- _INSTRUCTIONS FOR THE TASK_
Your answer should be the lines of the listing that contain the word "apps".

- _MATERIAL SUPPLIED_
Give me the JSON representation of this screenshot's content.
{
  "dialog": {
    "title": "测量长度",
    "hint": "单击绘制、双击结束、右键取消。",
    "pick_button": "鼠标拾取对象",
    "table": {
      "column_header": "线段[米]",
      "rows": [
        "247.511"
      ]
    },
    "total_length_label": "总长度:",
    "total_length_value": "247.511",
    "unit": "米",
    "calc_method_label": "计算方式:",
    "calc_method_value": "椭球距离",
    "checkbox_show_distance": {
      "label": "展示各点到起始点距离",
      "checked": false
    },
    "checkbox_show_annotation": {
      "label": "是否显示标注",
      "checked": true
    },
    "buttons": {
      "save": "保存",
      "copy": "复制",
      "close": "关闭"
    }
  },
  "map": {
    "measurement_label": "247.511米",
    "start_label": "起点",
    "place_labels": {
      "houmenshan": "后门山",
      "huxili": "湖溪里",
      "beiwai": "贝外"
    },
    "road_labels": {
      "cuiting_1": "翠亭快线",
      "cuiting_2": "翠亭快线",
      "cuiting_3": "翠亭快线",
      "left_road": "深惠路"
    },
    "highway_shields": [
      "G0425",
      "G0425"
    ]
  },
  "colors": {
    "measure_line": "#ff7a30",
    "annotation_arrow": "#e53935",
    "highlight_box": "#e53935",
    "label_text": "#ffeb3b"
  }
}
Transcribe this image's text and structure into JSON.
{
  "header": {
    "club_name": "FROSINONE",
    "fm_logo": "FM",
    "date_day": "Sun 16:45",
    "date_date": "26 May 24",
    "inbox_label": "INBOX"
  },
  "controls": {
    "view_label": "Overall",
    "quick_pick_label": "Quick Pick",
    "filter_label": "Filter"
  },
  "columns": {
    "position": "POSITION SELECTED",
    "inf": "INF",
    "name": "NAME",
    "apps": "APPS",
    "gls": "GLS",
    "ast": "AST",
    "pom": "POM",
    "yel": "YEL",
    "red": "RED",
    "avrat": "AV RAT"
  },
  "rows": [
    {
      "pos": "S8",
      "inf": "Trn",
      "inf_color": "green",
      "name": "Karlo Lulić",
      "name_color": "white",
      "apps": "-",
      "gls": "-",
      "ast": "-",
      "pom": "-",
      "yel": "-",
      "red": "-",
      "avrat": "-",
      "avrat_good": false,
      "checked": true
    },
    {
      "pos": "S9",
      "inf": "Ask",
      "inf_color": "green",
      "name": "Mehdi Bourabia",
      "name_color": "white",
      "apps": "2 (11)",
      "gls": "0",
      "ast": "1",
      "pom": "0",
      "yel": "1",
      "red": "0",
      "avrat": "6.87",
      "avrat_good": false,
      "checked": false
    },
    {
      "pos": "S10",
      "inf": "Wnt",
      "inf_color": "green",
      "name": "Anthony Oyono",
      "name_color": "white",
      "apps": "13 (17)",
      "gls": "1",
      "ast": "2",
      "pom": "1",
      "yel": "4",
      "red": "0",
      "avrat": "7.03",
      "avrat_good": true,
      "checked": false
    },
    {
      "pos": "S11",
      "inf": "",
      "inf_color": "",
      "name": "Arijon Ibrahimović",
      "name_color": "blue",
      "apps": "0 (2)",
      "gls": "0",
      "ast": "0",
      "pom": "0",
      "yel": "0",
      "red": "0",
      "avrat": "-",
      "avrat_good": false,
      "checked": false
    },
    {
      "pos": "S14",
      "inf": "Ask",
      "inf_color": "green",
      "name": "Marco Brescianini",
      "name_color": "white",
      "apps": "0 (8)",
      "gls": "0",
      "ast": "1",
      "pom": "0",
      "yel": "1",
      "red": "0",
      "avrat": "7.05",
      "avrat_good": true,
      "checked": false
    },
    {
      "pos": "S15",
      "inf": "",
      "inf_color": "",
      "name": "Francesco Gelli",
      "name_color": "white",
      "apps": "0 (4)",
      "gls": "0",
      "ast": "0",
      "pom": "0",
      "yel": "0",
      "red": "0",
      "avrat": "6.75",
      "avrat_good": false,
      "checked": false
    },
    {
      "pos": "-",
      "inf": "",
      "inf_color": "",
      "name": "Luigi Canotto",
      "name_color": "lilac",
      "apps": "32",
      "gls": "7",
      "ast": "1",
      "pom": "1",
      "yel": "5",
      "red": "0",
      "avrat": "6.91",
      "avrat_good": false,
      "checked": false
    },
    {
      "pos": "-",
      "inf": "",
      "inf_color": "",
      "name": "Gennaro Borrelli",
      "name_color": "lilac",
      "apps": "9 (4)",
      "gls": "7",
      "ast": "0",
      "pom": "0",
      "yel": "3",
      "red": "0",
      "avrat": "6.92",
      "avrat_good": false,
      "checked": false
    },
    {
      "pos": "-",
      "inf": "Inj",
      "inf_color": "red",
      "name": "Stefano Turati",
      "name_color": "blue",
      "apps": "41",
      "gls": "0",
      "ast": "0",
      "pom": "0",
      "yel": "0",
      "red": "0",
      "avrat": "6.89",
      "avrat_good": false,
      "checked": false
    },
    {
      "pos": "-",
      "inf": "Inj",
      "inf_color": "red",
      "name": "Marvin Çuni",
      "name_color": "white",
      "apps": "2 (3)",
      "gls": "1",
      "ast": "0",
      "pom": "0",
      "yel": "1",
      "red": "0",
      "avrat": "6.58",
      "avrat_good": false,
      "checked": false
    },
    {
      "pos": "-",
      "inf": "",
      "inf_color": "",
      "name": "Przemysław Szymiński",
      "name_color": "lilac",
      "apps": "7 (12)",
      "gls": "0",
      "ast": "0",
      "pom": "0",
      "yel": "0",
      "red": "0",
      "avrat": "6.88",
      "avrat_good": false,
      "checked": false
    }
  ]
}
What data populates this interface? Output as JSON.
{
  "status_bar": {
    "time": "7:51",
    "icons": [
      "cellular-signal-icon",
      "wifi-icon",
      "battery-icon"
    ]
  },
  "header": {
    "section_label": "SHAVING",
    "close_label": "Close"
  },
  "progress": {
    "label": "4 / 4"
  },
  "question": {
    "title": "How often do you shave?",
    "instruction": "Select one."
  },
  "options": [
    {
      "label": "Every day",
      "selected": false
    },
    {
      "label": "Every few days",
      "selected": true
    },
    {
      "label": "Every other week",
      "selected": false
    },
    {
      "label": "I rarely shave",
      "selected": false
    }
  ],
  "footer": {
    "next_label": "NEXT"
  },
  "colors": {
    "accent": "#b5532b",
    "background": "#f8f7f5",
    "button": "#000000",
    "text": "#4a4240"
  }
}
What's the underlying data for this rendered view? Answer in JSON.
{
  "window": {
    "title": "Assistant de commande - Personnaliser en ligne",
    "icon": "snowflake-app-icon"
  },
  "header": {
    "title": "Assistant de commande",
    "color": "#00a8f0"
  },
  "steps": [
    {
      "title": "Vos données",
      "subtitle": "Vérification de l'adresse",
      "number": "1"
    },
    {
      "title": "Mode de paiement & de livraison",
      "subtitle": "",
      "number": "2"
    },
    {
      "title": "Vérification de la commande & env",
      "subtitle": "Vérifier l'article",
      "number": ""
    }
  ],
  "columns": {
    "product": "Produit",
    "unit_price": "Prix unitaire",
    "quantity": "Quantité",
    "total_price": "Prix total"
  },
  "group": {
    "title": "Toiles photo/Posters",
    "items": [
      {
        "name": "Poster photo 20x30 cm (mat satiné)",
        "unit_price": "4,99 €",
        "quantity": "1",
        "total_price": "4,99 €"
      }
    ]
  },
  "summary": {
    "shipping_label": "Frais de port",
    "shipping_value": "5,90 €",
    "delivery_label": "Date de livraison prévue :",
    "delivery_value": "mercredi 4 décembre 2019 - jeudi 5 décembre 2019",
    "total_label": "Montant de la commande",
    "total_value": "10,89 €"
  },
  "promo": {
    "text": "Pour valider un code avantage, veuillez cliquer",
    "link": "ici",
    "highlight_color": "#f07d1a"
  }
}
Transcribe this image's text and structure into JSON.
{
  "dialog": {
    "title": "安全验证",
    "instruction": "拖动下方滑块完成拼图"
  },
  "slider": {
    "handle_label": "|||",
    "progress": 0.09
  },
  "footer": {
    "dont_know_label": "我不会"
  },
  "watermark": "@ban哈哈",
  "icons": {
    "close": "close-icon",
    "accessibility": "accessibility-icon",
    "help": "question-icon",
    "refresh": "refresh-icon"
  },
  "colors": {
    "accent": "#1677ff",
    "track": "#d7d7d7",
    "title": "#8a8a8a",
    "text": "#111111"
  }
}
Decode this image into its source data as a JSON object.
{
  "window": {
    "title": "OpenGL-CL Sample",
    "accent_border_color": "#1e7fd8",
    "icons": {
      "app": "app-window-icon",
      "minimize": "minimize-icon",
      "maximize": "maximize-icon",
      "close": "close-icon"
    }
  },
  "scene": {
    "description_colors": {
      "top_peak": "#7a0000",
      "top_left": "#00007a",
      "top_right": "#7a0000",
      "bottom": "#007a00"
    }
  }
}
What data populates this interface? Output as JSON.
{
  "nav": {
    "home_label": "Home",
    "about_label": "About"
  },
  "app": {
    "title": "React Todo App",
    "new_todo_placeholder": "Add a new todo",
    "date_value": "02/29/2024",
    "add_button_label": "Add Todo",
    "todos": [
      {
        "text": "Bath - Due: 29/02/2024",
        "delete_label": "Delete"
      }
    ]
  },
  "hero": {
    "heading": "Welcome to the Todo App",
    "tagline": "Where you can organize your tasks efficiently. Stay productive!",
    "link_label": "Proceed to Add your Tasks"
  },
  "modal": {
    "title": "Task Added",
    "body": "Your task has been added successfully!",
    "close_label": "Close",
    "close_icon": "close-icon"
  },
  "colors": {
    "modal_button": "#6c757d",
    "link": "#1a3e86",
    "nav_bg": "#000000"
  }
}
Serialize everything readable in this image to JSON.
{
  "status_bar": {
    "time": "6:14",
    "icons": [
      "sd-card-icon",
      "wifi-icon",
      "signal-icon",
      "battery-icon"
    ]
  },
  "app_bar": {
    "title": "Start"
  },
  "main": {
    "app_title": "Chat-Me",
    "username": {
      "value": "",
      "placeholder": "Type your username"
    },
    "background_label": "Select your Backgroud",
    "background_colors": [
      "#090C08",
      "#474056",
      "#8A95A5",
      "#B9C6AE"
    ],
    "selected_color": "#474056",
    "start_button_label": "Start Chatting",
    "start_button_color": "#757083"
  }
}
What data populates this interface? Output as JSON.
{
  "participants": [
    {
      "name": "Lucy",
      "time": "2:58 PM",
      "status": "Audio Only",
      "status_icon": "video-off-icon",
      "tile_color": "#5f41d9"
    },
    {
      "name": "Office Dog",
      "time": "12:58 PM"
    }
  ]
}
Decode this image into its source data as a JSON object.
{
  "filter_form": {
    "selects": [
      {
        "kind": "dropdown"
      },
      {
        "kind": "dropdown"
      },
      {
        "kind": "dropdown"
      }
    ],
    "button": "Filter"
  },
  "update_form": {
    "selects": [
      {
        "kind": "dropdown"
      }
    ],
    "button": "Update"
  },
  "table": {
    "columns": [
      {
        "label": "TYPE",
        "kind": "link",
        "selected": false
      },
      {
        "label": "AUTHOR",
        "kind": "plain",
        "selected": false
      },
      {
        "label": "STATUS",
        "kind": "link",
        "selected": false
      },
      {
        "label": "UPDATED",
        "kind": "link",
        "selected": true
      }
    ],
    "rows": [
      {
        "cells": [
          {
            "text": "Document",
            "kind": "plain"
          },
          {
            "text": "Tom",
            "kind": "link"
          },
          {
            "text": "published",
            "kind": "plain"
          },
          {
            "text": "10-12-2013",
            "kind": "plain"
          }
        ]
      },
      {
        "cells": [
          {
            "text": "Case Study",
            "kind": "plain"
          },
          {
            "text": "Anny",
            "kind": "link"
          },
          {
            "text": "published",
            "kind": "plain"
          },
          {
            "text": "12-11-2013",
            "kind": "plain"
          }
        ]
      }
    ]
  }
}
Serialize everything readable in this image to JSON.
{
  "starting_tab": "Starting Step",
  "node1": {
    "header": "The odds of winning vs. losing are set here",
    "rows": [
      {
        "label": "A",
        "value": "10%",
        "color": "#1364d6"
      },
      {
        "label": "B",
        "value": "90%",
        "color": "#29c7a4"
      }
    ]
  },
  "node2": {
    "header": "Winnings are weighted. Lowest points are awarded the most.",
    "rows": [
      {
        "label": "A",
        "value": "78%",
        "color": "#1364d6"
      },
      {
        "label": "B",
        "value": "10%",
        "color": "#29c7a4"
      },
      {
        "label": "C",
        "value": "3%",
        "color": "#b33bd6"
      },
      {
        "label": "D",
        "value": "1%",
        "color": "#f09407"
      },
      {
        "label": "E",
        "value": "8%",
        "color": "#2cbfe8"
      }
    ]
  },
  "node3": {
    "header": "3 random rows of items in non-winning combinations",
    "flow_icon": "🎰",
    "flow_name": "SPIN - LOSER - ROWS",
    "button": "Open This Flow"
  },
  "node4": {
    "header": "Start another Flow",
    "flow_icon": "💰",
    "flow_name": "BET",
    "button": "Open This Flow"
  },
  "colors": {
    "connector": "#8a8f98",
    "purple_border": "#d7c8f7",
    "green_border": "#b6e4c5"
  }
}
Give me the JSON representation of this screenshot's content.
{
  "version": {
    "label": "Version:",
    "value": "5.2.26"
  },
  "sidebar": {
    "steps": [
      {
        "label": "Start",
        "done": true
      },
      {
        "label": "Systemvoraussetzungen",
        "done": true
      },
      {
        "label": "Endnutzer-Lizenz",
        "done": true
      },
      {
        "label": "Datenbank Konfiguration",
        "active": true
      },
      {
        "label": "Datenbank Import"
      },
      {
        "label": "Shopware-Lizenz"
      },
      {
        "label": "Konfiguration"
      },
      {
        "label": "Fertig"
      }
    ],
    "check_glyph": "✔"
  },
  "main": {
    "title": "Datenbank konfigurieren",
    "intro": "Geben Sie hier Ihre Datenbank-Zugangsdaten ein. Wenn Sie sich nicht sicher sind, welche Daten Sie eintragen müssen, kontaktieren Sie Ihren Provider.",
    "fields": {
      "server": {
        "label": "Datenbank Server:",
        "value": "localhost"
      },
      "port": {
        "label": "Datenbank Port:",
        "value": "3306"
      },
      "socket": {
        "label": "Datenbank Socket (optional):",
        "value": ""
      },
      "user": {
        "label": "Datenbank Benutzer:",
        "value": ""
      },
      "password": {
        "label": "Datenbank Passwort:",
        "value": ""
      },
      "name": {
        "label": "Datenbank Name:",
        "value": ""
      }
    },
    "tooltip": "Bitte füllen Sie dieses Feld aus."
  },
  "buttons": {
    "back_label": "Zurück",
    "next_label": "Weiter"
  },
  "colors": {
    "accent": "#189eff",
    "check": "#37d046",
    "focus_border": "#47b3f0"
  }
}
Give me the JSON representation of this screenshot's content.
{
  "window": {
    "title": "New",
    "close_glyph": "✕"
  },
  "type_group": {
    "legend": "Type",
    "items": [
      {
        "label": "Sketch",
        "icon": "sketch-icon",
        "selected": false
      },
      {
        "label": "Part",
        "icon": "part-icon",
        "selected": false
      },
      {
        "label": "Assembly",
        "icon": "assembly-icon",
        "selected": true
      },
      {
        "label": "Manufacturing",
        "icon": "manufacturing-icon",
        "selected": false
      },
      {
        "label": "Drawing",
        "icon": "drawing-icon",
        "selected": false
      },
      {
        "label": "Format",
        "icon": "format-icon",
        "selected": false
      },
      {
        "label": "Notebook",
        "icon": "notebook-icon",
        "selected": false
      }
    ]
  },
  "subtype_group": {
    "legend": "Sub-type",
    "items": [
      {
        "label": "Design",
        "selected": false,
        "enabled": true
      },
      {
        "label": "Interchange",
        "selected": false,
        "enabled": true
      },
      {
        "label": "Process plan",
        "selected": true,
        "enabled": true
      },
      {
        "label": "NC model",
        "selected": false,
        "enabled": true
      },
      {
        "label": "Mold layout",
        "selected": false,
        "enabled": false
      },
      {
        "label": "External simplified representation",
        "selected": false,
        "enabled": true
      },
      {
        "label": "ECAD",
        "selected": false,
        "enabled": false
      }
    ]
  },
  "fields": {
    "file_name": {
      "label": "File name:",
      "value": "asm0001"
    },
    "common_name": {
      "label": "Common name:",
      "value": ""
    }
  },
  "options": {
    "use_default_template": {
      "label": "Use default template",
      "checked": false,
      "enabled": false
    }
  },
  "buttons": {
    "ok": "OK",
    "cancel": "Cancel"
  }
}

- _TASK RESULT_
    "apps": "APPS",
      "apps": "-",
      "apps": "2 (11)",
      "apps": "13 (17)",
      "apps": "0 (2)",
      "apps": "0 (8)",
      "apps": "0 (4)",
      "apps": "32",
      "apps": "9 (4)",
      "apps": "41",
      "apps": "2 (3)",
      "apps": "7 (12)",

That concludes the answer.